Task statement:
Retype the listing that follows, exactly as written.
▼
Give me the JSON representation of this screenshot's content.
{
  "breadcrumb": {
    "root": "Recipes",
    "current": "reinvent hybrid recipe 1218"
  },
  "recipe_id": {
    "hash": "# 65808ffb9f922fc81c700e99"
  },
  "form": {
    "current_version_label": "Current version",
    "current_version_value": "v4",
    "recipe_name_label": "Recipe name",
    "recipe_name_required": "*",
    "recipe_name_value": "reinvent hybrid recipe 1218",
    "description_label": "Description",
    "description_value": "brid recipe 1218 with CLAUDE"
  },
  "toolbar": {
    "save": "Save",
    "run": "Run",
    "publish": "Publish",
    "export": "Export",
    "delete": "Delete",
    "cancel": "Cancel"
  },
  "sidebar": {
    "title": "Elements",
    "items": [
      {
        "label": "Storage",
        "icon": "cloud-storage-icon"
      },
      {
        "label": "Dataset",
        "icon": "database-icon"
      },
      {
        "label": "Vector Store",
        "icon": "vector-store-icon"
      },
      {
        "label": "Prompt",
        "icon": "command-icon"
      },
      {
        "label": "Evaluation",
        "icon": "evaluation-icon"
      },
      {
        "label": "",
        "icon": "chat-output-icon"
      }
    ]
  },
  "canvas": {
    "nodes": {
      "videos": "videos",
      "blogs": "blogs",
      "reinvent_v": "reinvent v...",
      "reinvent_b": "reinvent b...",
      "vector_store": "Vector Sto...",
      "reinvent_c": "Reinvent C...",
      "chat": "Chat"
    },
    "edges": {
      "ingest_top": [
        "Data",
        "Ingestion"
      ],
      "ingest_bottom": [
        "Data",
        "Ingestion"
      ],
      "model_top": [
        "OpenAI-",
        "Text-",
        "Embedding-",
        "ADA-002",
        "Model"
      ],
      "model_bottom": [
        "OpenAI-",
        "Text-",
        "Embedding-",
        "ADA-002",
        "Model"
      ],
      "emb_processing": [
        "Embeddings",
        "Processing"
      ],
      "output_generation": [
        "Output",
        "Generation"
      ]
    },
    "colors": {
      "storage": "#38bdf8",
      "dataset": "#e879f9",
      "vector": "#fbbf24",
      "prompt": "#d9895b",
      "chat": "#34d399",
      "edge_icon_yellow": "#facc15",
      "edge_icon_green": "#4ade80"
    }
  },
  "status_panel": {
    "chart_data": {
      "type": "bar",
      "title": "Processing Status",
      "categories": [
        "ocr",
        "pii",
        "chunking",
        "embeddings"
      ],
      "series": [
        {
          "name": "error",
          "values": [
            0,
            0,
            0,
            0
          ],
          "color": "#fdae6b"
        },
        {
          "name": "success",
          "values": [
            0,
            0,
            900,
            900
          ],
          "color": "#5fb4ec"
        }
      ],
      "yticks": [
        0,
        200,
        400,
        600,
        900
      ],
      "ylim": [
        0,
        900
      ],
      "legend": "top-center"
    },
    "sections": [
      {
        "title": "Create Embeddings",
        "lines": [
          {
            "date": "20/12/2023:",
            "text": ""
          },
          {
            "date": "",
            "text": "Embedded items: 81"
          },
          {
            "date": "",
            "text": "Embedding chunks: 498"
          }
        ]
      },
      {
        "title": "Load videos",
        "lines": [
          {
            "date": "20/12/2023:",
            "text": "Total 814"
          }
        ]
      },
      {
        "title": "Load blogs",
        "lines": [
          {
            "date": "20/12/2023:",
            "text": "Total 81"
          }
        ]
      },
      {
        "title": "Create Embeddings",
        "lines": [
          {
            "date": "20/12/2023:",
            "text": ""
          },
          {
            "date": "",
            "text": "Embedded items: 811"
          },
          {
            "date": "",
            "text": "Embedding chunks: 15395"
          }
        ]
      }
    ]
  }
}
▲
Solution for this exercise:
Give me the JSON representation of this screenshot's content.
{
  "breadcrumb": {
    "root": "Recipes",
    "current": "reinvent hybrid recipe 1218"
  },
  "recipe_id": {
    "hash": "# 65808ffb9f922fc81c700e99"
  },
  "form": {
    "current_version_label": "Current version",
    "current_version_value": "v4",
    "recipe_name_label": "Recipe name",
    "recipe_name_required": "*",
    "recipe_name_value": "reinvent hybrid recipe 1218",
    "description_label": "Description",
    "description_value": "brid recipe 1218 with CLAUDE"
  },
  "toolbar": {
    "save": "Save",
    "run": "Run",
    "publish": "Publish",
    "export": "Export",
    "delete": "Delete",
    "cancel": "Cancel"
  },
  "sidebar": {
    "title": "Elements",
    "items": [
      {
        "label": "Storage",
        "icon": "cloud-storage-icon"
      },
      {
        "label": "Dataset",
        "icon": "database-icon"
      },
      {
        "label": "Vector Store",
        "icon": "vector-store-icon"
      },
      {
        "label": "Prompt",
        "icon": "command-icon"
      },
      {
        "label": "Evaluation",
        "icon": "evaluation-icon"
      },
      {
        "label": "",
        "icon": "chat-output-icon"
      }
    ]
  },
  "canvas": {
    "nodes": {
      "videos": "videos",
      "blogs": "blogs",
      "reinvent_v": "reinvent v...",
      "reinvent_b": "reinvent b...",
      "vector_store": "Vector Sto...",
      "reinvent_c": "Reinvent C...",
      "chat": "Chat"
    },
    "edges": {
      "ingest_top": [
        "Data",
        "Ingestion"
      ],
      "ingest_bottom": [
        "Data",
        "Ingestion"
      ],
      "model_top": [
        "OpenAI-",
        "Text-",
        "Embedding-",
        "ADA-002",
        "Model"
      ],
      "model_bottom": [
        "OpenAI-",
        "Text-",
        "Embedding-",
        "ADA-002",
        "Model"
      ],
      "emb_processing": [
        "Embeddings",
        "Processing"
      ],
      "output_generation": [
        "Output",
        "Generation"
      ]
    },
    "colors": {
      "storage": "#38bdf8",
      "dataset": "#e879f9",
      "vector": "#fbbf24",
      "prompt": "#d9895b",
      "chat": "#34d399",
      "edge_icon_yellow": "#facc15",
      "edge_icon_green": "#4ade80"
    }
  },
  "status_panel": {
    "chart_data": {
      "type": "bar",
      "title": "Processing Status",
      "categories": [
        "ocr",
        "pii",
        "chunking",
        "embeddings"
      ],
      "series": [
        {
          "name": "error",
          "values": [
            0,
            0,
            0,
            0
          ],
          "color": "#fdae6b"
        },
        {
          "name": "success",
          "values": [
            0,
            0,
            900,
            900
          ],
          "color": "#5fb4ec"
        }
      ],
      "yticks": [
        0,
        200,
        400,
        600,
        900
      ],
      "ylim": [
        0,
        900
      ],
      "legend": "top-center"
    },
    "sections": [
      {
        "title": "Create Embeddings",
        "lines": [
          {
            "date": "20/12/2023:",
            "text": ""
          },
          {
            "date": "",
            "text": "Embedded items: 81"
          },
          {
            "date": "",
            "text": "Embedding chunks: 498"
          }
        ]
      },
      {
        "title": "Load videos",
        "lines": [
          {
            "date": "20/12/2023:",
            "text": "Total 814"
          }
        ]
      },
      {
        "title": "Load blogs",
        "lines": [
          {
            "date": "20/12/2023:",
            "text": "Total 81"
          }
        ]
      },
      {
        "title": "Create Embeddings",
        "lines": [
          {
            "date": "20/12/2023:",
            "text": ""
          },
          {
            "date": "",
            "text": "Embedded items: 811"
          },
          {
            "date": "",
            "text": "Embedding chunks: 15395"
          }
        ]
      }
    ]
  }
}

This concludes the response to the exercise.